Data extracted from a collection:
*** Block opens ***
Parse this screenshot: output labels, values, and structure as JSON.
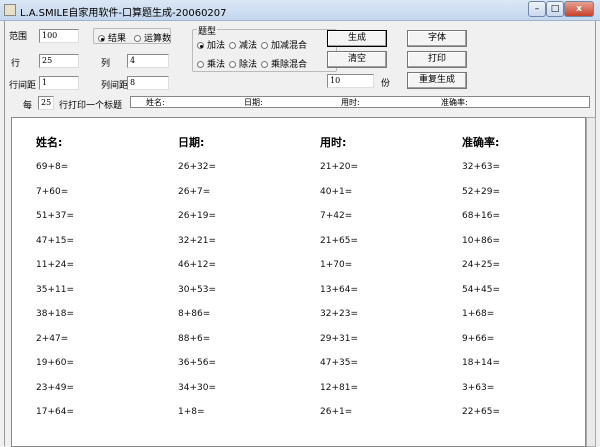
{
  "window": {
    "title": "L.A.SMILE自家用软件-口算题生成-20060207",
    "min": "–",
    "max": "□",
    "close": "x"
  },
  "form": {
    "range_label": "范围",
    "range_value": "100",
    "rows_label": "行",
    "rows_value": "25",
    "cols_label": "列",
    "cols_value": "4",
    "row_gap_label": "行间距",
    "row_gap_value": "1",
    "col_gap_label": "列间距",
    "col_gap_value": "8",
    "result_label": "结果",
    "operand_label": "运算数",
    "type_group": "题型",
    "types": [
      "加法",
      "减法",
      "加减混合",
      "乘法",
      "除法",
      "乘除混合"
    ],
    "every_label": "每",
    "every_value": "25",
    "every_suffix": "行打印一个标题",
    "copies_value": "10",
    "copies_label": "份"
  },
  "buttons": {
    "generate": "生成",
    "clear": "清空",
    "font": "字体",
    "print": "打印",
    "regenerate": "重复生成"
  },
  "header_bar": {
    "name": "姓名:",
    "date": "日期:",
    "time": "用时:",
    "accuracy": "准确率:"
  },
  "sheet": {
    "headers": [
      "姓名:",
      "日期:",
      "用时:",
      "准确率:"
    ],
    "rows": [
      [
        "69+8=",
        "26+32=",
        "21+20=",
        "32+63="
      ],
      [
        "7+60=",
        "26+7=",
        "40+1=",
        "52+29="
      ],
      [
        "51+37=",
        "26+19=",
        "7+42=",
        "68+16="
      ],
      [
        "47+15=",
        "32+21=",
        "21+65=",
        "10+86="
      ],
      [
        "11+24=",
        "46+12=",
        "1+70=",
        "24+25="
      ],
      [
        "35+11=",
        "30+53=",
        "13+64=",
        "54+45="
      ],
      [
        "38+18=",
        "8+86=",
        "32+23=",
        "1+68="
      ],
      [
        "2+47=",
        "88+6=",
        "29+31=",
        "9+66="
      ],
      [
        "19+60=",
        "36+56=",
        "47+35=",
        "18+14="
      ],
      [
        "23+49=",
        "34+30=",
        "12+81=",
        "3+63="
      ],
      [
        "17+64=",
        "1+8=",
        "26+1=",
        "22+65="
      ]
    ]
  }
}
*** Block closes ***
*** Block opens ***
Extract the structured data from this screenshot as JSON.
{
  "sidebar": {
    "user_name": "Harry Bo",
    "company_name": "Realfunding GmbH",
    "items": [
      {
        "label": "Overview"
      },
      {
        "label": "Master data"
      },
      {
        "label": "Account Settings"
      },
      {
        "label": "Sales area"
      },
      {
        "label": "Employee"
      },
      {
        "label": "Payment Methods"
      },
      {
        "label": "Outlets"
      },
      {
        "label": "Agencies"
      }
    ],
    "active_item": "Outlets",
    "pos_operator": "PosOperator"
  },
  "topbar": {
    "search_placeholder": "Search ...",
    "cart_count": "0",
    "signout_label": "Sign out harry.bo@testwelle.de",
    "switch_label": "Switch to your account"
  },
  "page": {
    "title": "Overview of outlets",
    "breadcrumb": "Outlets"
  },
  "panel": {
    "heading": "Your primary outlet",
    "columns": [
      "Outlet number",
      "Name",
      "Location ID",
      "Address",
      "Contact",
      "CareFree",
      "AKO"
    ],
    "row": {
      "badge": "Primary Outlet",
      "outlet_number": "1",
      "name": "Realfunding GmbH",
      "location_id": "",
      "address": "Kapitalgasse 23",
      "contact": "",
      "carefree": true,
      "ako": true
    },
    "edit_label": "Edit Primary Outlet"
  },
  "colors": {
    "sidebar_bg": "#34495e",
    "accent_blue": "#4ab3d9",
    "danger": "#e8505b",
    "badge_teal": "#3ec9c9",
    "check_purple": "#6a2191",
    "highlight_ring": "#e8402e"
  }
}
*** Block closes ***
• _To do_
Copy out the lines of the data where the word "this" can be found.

• _Response to the exercise_
Parse this screenshot: output labels, values, and structure as JSON.
Extract the structured data from this screenshot as JSON.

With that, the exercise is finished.